It is not my place, nor do I think it is Jesus’ Will, to say, “let them leave.”  Jesus is in the business of saving – of welcoming and loving all – not of kicking people out.  Deciding who is in the Church or out of it, who is going to heaven and who is going to hell, is not just above my pay grade, it’s above my place in the universe.  Jesus is the decider of salvation, not me or anyone else who lives and breathes as a creature of God.  It’s a hard thing to follow the Lord of love.  Because that means welcoming everyone, even those with whom we may vehemently disagree.

Our church doors are open to those who celebrate the marriage equality ruling.  Our doors are open to those who don’t know how they feel about “those people.”  Our doors are open to those who are against different “lifestyles.”  Jesus wants no one leave.  As I said above, it’s hard to follow the Lord of love. It’s hard because rather than doing the easy thing, which is to build walls around ourselves to protect us from those who are different, or those we deem unlovable – Jesus calls us to welcome precisely them. Jesus calls us to reach out of our comfort zones and realize that he isn’t just the Lord of me and those who are like me – Jesus is Lord of ALL.  He is even the Lord of my enemies (who he also calls us to love – dang! – as I said, this loving is hard work).

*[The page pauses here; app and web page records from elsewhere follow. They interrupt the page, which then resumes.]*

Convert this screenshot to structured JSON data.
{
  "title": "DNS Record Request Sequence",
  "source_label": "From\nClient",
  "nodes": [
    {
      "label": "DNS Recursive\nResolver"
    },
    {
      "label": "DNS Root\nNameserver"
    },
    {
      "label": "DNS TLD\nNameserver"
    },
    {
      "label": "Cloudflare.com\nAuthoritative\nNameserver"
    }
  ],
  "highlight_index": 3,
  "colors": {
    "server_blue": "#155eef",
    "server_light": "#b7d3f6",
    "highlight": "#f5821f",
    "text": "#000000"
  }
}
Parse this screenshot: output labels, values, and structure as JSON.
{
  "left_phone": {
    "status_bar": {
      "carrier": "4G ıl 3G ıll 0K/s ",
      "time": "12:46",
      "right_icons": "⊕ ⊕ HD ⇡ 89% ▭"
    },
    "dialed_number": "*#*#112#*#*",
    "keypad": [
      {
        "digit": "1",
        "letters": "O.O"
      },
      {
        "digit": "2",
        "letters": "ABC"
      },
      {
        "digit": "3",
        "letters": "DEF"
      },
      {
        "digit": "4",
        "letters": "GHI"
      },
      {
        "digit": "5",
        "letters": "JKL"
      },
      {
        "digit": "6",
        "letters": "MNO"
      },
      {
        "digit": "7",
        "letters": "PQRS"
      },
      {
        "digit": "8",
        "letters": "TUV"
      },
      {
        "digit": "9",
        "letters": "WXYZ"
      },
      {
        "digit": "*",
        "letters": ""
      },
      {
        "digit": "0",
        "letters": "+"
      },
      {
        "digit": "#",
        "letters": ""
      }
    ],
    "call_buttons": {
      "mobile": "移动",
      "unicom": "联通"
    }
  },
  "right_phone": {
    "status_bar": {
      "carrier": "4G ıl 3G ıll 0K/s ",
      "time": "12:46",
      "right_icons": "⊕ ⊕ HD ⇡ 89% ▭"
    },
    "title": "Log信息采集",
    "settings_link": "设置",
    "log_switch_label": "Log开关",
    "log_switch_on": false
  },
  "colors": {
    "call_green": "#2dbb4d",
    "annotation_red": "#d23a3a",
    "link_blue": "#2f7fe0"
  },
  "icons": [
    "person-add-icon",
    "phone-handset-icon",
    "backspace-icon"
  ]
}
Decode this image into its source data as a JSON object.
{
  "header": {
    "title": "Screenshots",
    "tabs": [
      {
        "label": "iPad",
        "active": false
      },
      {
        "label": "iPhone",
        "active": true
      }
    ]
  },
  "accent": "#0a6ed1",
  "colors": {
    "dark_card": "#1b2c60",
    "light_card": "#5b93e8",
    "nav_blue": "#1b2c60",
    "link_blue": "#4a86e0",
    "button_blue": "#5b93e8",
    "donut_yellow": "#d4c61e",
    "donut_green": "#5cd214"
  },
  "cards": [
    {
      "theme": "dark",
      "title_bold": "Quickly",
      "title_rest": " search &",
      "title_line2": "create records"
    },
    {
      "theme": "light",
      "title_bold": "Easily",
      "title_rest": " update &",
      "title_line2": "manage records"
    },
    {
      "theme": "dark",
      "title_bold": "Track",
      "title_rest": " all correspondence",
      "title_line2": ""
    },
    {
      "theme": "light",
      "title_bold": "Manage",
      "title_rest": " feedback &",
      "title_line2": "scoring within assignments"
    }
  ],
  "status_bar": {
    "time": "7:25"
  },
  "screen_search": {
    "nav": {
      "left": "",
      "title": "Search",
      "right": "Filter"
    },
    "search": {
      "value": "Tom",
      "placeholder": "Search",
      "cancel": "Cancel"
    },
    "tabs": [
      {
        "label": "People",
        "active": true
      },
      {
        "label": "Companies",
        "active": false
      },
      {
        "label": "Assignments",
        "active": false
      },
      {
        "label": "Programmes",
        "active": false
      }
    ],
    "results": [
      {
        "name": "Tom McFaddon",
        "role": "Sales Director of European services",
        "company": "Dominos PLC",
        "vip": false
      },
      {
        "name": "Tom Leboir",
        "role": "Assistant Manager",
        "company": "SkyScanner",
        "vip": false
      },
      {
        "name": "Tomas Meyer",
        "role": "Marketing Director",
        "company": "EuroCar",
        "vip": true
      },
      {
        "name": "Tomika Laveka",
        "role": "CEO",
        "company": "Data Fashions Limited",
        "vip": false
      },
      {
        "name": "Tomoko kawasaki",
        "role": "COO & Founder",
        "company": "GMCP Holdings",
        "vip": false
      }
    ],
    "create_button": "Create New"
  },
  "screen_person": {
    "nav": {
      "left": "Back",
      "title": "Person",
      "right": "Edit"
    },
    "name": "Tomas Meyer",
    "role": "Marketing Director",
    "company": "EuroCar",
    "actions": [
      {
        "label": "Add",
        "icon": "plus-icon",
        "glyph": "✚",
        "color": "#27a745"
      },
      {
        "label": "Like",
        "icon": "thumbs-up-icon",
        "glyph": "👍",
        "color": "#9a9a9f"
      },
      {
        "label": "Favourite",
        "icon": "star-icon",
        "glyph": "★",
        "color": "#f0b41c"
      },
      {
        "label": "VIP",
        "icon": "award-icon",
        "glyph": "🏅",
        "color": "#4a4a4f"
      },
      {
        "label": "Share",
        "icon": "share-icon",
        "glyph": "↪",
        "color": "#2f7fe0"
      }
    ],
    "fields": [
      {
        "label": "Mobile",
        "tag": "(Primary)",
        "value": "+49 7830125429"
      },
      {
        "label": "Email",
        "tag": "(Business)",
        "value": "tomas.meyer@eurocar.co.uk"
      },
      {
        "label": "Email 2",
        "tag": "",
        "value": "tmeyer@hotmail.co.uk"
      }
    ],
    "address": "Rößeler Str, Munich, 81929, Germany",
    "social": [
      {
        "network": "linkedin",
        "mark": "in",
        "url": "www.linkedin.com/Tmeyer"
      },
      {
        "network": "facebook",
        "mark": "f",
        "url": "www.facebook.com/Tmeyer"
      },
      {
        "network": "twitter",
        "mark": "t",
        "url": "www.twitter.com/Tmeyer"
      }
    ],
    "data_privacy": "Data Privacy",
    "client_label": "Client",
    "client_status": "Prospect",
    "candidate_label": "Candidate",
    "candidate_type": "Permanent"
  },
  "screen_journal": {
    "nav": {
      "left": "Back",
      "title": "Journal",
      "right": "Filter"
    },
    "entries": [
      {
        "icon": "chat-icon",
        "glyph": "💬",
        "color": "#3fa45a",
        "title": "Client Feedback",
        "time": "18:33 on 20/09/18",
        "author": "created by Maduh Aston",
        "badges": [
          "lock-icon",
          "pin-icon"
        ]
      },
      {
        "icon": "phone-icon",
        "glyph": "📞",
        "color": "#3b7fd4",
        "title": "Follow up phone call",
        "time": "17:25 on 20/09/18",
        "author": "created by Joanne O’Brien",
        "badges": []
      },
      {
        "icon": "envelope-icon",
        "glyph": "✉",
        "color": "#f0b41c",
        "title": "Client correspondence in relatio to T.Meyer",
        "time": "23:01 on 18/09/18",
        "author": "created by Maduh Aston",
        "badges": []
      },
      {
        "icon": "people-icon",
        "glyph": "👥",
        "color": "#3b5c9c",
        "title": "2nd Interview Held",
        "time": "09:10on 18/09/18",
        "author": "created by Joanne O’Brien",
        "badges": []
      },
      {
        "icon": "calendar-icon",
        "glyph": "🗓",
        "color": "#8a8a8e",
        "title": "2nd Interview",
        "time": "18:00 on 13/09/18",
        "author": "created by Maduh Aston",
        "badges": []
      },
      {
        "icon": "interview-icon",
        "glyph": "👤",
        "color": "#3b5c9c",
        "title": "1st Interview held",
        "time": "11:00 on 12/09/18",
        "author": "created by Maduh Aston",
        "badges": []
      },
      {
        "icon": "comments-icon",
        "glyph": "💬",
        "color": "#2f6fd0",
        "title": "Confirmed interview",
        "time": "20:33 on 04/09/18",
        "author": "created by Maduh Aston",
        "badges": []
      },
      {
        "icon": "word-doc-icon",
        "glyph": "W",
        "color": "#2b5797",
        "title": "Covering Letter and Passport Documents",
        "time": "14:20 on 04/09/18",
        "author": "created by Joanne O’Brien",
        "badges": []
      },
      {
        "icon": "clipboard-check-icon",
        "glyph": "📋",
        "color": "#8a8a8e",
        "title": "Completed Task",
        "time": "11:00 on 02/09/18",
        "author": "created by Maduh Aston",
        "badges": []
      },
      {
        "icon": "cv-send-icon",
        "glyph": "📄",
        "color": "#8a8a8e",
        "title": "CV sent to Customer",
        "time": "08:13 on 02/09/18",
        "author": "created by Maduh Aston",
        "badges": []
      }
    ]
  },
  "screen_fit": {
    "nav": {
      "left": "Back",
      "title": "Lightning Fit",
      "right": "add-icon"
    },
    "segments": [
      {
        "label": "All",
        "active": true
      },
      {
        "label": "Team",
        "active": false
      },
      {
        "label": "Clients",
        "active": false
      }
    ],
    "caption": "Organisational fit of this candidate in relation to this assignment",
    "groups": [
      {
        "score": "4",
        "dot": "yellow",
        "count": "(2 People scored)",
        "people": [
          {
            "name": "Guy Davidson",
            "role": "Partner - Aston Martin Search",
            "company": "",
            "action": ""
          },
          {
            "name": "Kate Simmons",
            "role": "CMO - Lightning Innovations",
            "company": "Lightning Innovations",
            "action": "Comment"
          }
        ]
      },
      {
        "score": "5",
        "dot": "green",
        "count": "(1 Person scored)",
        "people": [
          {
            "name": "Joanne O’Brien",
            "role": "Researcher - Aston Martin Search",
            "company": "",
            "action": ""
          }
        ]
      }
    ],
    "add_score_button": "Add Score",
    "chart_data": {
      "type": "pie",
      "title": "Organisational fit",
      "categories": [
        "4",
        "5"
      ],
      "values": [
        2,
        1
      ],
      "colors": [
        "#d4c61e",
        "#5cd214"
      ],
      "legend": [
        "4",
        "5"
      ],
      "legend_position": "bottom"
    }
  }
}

My denomination (the ELCA) still defines marriage as between a man and a woman.  That won’t change anytime soon, because such a change can only be done on a national level through a vote of our biannual assembly, which includes clergy and laity.  (We are NOT a “top down” denomination where bishops can simply “tell” the church what to do.)   When marriage equality was making its way through individual states the ELCA had the stance of allowing each pastor/congregation to decide what their congregational practice would be, and this stance was reaffirmed when the Supreme Court made its ruling.  In some congregations deciding on their practice will be drawn out and painful.  In other congregations it will be a “no-brainer.”  In my congregation it really isn’t even on the radar because I have an “older” bunch and haven’t officiated a wedding in years.

I will cross that bridge when I get to it.  And when I do, I can probably promise you that no one will be pleased with how I handle it – because I will love those who dance with joy, and I will love those who are hurt and angry.  Will I do the wedding?  Yes, for all the reasons I outlined in my previous posts here and here.  But that doesn’t mean I will lord it over those who disagree.  As a Christian, and as a pastor, it is not my job to lord over anyone, but to follow the Lord of love, who calls us to the hard work of loving all, even those with whom we disagree.  To try with all our hearts and strength NOT to let them leave.


***Does “loving” mean we continue to embrace individuals in our congregations who are destructive, and actively undermine the ministry of the gospel?  Does it mean we welcome some at the expense of the safety of others?  No. But if we must let them leave, for the sake of the good of all, then it is also the job of the church to guide them through as healthy a goodbye as possible, and help them find a new community of faith, where they might feel more at home.  They may reject the guidance and care (actually most people who leave, leave “in a huff” and don’t want pastoral care), but it is always the place of the church to offer it.